(Dataset rows describing interfaces)
-------

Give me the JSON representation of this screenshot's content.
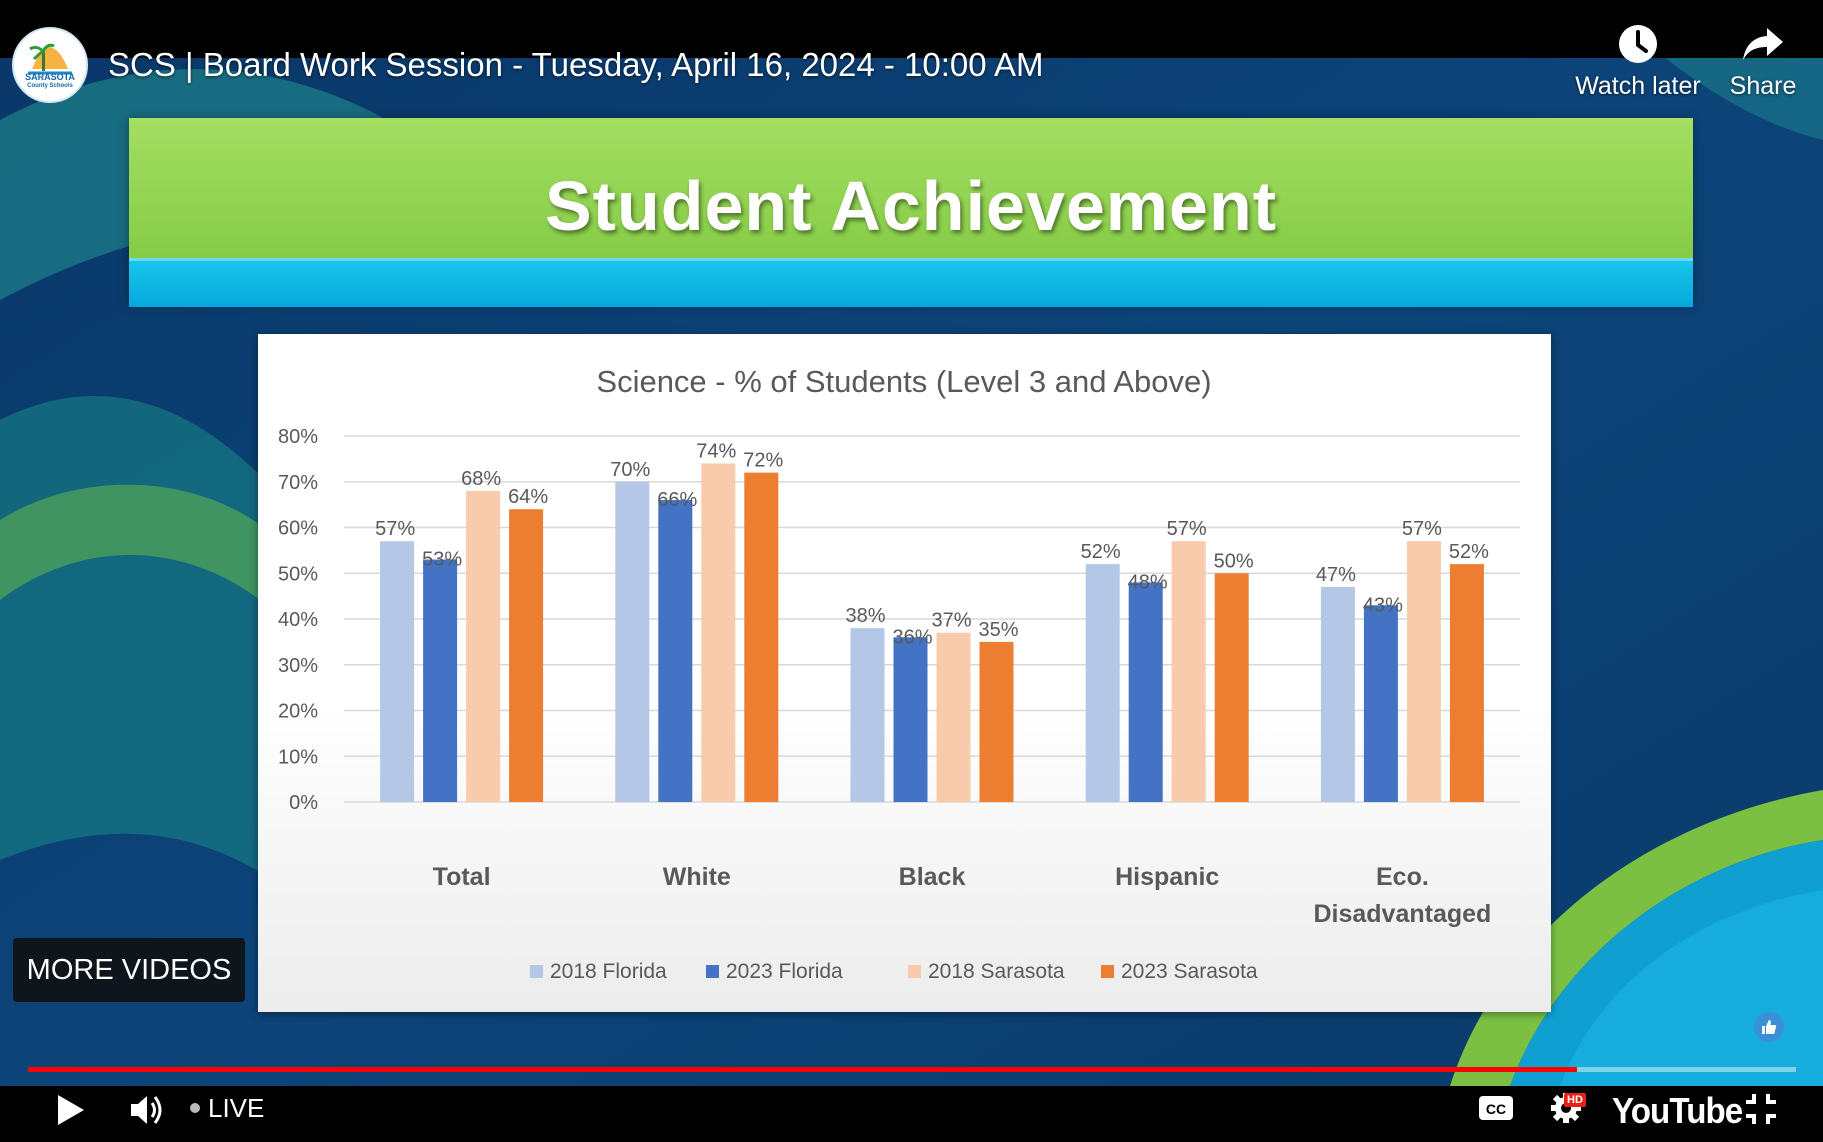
{
  "colors": {
    "bg_dark": "#0b3a6e",
    "bg_teal": "#127a8c",
    "banner_green": "#93d452",
    "banner_blue": "#12b8e6",
    "progress_red": "#ff0000",
    "series_2018_florida": "#b4c7e7",
    "series_2023_florida": "#4472c4",
    "series_2018_sarasota": "#f8cbad",
    "series_2023_sarasota": "#ed7d31"
  },
  "channel": {
    "logo_icon": "palm-tree-logo-icon",
    "logo_line1": "SARASOTA",
    "logo_line2": "County Schools"
  },
  "header": {
    "title": "SCS | Board Work Session - Tuesday, April 16, 2024 - 10:00 AM",
    "watch_later_label": "Watch later",
    "share_label": "Share"
  },
  "slide": {
    "banner_title": "Student Achievement"
  },
  "chart_data": {
    "type": "bar",
    "title": "Science - % of Students (Level 3 and Above)",
    "xlabel": "",
    "ylabel": "",
    "ylim": [
      0,
      80
    ],
    "yticks": [
      "0%",
      "10%",
      "20%",
      "30%",
      "40%",
      "50%",
      "60%",
      "70%",
      "80%"
    ],
    "grid": true,
    "legend_position": "bottom",
    "categories": [
      "Total",
      "White",
      "Black",
      "Hispanic",
      "Eco. Disadvantaged"
    ],
    "category_lines": [
      [
        "Total"
      ],
      [
        "White"
      ],
      [
        "Black"
      ],
      [
        "Hispanic"
      ],
      [
        "Eco.",
        "Disadvantaged"
      ]
    ],
    "series": [
      {
        "name": "2018 Florida",
        "color": "#b4c7e7",
        "values": [
          57,
          70,
          38,
          52,
          47
        ],
        "labels": [
          "57%",
          "70%",
          "38%",
          "52%",
          "47%"
        ]
      },
      {
        "name": "2023 Florida",
        "color": "#4472c4",
        "values": [
          53,
          66,
          36,
          48,
          43
        ],
        "labels": [
          "53%",
          "66%",
          "36%",
          "48%",
          "43%"
        ]
      },
      {
        "name": "2018 Sarasota",
        "color": "#f8cbad",
        "values": [
          68,
          74,
          37,
          57,
          57
        ],
        "labels": [
          "68%",
          "74%",
          "37%",
          "57%",
          "57%"
        ]
      },
      {
        "name": "2023 Sarasota",
        "color": "#ed7d31",
        "values": [
          64,
          72,
          35,
          50,
          52
        ],
        "labels": [
          "64%",
          "72%",
          "35%",
          "50%",
          "52%"
        ]
      }
    ]
  },
  "overlay": {
    "more_videos_label": "MORE VIDEOS"
  },
  "player": {
    "progress_fraction": 0.876,
    "live_label": "LIVE",
    "hd_badge": "HD",
    "youtube_label": "YouTube",
    "icons": {
      "play": "play-icon",
      "volume": "volume-icon",
      "captions": "captions-icon",
      "settings": "settings-gear-icon",
      "exit_fullscreen": "exit-fullscreen-icon",
      "watch_later": "clock-icon",
      "share": "share-arrow-icon",
      "like": "thumbs-up-icon"
    }
  }
}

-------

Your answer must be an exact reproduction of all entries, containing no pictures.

- **Response to this exercise**:
Give me the JSON representation of this screenshot's content.
{
  "colors": {
    "bg_dark": "#0b3a6e",
    "bg_teal": "#127a8c",
    "banner_green": "#93d452",
    "banner_blue": "#12b8e6",
    "progress_red": "#ff0000",
    "series_2018_florida": "#b4c7e7",
    "series_2023_florida": "#4472c4",
    "series_2018_sarasota": "#f8cbad",
    "series_2023_sarasota": "#ed7d31"
  },
  "channel": {
    "logo_icon": "palm-tree-logo-icon",
    "logo_line1": "SARASOTA",
    "logo_line2": "County Schools"
  },
  "header": {
    "title": "SCS | Board Work Session - Tuesday, April 16, 2024 - 10:00 AM",
    "watch_later_label": "Watch later",
    "share_label": "Share"
  },
  "slide": {
    "banner_title": "Student Achievement"
  },
  "chart_data": {
    "type": "bar",
    "title": "Science - % of Students (Level 3 and Above)",
    "xlabel": "",
    "ylabel": "",
    "ylim": [
      0,
      80
    ],
    "yticks": [
      "0%",
      "10%",
      "20%",
      "30%",
      "40%",
      "50%",
      "60%",
      "70%",
      "80%"
    ],
    "grid": true,
    "legend_position": "bottom",
    "categories": [
      "Total",
      "White",
      "Black",
      "Hispanic",
      "Eco. Disadvantaged"
    ],
    "category_lines": [
      [
        "Total"
      ],
      [
        "White"
      ],
      [
        "Black"
      ],
      [
        "Hispanic"
      ],
      [
        "Eco.",
        "Disadvantaged"
      ]
    ],
    "series": [
      {
        "name": "2018 Florida",
        "color": "#b4c7e7",
        "values": [
          57,
          70,
          38,
          52,
          47
        ],
        "labels": [
          "57%",
          "70%",
          "38%",
          "52%",
          "47%"
        ]
      },
      {
        "name": "2023 Florida",
        "color": "#4472c4",
        "values": [
          53,
          66,
          36,
          48,
          43
        ],
        "labels": [
          "53%",
          "66%",
          "36%",
          "48%",
          "43%"
        ]
      },
      {
        "name": "2018 Sarasota",
        "color": "#f8cbad",
        "values": [
          68,
          74,
          37,
          57,
          57
        ],
        "labels": [
          "68%",
          "74%",
          "37%",
          "57%",
          "57%"
        ]
      },
      {
        "name": "2023 Sarasota",
        "color": "#ed7d31",
        "values": [
          64,
          72,
          35,
          50,
          52
        ],
        "labels": [
          "64%",
          "72%",
          "35%",
          "50%",
          "52%"
        ]
      }
    ]
  },
  "overlay": {
    "more_videos_label": "MORE VIDEOS"
  },
  "player": {
    "progress_fraction": 0.876,
    "live_label": "LIVE",
    "hd_badge": "HD",
    "youtube_label": "YouTube",
    "icons": {
      "play": "play-icon",
      "volume": "volume-icon",
      "captions": "captions-icon",
      "settings": "settings-gear-icon",
      "exit_fullscreen": "exit-fullscreen-icon",
      "watch_later": "clock-icon",
      "share": "share-arrow-icon",
      "like": "thumbs-up-icon"
    }
  }
}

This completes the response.